WHAT TO PRODUCE ▸
Nothing in the records may be altered; repeat them exactly.

[Opening THE DATA section]

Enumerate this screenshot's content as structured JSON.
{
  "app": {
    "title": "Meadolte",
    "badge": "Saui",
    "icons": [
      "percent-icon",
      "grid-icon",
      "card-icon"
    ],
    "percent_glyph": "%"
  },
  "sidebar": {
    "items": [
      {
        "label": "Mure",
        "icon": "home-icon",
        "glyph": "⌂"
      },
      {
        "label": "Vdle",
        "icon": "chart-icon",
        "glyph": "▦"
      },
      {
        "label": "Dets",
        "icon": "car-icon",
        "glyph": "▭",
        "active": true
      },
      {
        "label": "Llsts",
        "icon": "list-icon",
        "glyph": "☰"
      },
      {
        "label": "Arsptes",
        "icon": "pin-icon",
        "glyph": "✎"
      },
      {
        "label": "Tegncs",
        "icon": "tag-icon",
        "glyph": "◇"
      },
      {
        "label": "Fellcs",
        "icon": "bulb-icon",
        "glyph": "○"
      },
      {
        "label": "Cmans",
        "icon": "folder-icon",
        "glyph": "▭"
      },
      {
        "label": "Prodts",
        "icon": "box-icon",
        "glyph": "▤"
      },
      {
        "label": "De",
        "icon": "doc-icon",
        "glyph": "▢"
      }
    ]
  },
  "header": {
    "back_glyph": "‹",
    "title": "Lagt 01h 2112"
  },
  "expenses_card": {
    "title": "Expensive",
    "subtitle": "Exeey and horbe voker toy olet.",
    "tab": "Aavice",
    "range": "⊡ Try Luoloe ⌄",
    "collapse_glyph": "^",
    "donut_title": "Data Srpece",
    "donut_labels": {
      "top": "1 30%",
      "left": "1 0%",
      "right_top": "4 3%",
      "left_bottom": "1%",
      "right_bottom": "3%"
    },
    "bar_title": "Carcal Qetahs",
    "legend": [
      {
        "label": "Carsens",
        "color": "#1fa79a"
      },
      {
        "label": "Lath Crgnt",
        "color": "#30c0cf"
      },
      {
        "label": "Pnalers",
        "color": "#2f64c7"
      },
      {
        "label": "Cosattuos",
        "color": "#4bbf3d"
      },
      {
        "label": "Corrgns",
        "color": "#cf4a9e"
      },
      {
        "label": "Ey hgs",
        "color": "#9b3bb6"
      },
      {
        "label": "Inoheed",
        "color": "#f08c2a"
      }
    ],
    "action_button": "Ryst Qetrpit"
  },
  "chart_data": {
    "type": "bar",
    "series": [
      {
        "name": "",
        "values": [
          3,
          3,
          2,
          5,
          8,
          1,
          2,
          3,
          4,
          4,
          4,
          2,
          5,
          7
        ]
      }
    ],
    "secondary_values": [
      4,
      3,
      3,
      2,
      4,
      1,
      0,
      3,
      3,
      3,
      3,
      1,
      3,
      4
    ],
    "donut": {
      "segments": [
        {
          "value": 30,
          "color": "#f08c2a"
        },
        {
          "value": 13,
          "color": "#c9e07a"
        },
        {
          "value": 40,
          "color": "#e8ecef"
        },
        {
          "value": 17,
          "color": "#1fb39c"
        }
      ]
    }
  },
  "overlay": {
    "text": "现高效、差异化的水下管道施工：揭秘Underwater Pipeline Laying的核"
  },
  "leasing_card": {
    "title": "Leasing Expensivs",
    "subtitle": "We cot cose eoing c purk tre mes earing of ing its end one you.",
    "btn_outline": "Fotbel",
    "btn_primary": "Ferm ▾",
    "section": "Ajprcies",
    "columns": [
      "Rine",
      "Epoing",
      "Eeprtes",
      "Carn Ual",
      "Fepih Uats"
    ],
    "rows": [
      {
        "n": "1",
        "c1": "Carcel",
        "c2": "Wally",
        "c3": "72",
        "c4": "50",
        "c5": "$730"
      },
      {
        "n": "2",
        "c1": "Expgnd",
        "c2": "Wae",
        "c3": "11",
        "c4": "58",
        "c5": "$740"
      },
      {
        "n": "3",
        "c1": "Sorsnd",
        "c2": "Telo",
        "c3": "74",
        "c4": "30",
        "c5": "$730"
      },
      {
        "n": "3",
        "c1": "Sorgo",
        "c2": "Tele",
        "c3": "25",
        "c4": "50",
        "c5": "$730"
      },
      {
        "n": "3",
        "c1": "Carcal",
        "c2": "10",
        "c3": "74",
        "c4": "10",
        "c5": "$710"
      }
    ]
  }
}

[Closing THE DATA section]

COMPLETED EXERCISE ▸
Enumerate this screenshot's content as structured JSON.
{
  "app": {
    "title": "Meadolte",
    "badge": "Saui",
    "icons": [
      "percent-icon",
      "grid-icon",
      "card-icon"
    ],
    "percent_glyph": "%"
  },
  "sidebar": {
    "items": [
      {
        "label": "Mure",
        "icon": "home-icon",
        "glyph": "⌂"
      },
      {
        "label": "Vdle",
        "icon": "chart-icon",
        "glyph": "▦"
      },
      {
        "label": "Dets",
        "icon": "car-icon",
        "glyph": "▭",
        "active": true
      },
      {
        "label": "Llsts",
        "icon": "list-icon",
        "glyph": "☰"
      },
      {
        "label": "Arsptes",
        "icon": "pin-icon",
        "glyph": "✎"
      },
      {
        "label": "Tegncs",
        "icon": "tag-icon",
        "glyph": "◇"
      },
      {
        "label": "Fellcs",
        "icon": "bulb-icon",
        "glyph": "○"
      },
      {
        "label": "Cmans",
        "icon": "folder-icon",
        "glyph": "▭"
      },
      {
        "label": "Prodts",
        "icon": "box-icon",
        "glyph": "▤"
      },
      {
        "label": "De",
        "icon": "doc-icon",
        "glyph": "▢"
      }
    ]
  },
  "header": {
    "back_glyph": "‹",
    "title": "Lagt 01h 2112"
  },
  "expenses_card": {
    "title": "Expensive",
    "subtitle": "Exeey and horbe voker toy olet.",
    "tab": "Aavice",
    "range": "⊡ Try Luoloe ⌄",
    "collapse_glyph": "^",
    "donut_title": "Data Srpece",
    "donut_labels": {
      "top": "1 30%",
      "left": "1 0%",
      "right_top": "4 3%",
      "left_bottom": "1%",
      "right_bottom": "3%"
    },
    "bar_title": "Carcal Qetahs",
    "legend": [
      {
        "label": "Carsens",
        "color": "#1fa79a"
      },
      {
        "label": "Lath Crgnt",
        "color": "#30c0cf"
      },
      {
        "label": "Pnalers",
        "color": "#2f64c7"
      },
      {
        "label": "Cosattuos",
        "color": "#4bbf3d"
      },
      {
        "label": "Corrgns",
        "color": "#cf4a9e"
      },
      {
        "label": "Ey hgs",
        "color": "#9b3bb6"
      },
      {
        "label": "Inoheed",
        "color": "#f08c2a"
      }
    ],
    "action_button": "Ryst Qetrpit"
  },
  "chart_data": {
    "type": "bar",
    "series": [
      {
        "name": "",
        "values": [
          3,
          3,
          2,
          5,
          8,
          1,
          2,
          3,
          4,
          4,
          4,
          2,
          5,
          7
        ]
      }
    ],
    "secondary_values": [
      4,
      3,
      3,
      2,
      4,
      1,
      0,
      3,
      3,
      3,
      3,
      1,
      3,
      4
    ],
    "donut": {
      "segments": [
        {
          "value": 30,
          "color": "#f08c2a"
        },
        {
          "value": 13,
          "color": "#c9e07a"
        },
        {
          "value": 40,
          "color": "#e8ecef"
        },
        {
          "value": 17,
          "color": "#1fb39c"
        }
      ]
    }
  },
  "overlay": {
    "text": "现高效、差异化的水下管道施工：揭秘Underwater Pipeline Laying的核"
  },
  "leasing_card": {
    "title": "Leasing Expensivs",
    "subtitle": "We cot cose eoing c purk tre mes earing of ing its end one you.",
    "btn_outline": "Fotbel",
    "btn_primary": "Ferm ▾",
    "section": "Ajprcies",
    "columns": [
      "Rine",
      "Epoing",
      "Eeprtes",
      "Carn Ual",
      "Fepih Uats"
    ],
    "rows": [
      {
        "n": "1",
        "c1": "Carcel",
        "c2": "Wally",
        "c3": "72",
        "c4": "50",
        "c5": "$730"
      },
      {
        "n": "2",
        "c1": "Expgnd",
        "c2": "Wae",
        "c3": "11",
        "c4": "58",
        "c5": "$740"
      },
      {
        "n": "3",
        "c1": "Sorsnd",
        "c2": "Telo",
        "c3": "74",
        "c4": "30",
        "c5": "$730"
      },
      {
        "n": "3",
        "c1": "Sorgo",
        "c2": "Tele",
        "c3": "25",
        "c4": "50",
        "c5": "$730"
      },
      {
        "n": "3",
        "c1": "Carcal",
        "c2": "10",
        "c3": "74",
        "c4": "10",
        "c5": "$710"
      }
    ]
  }
}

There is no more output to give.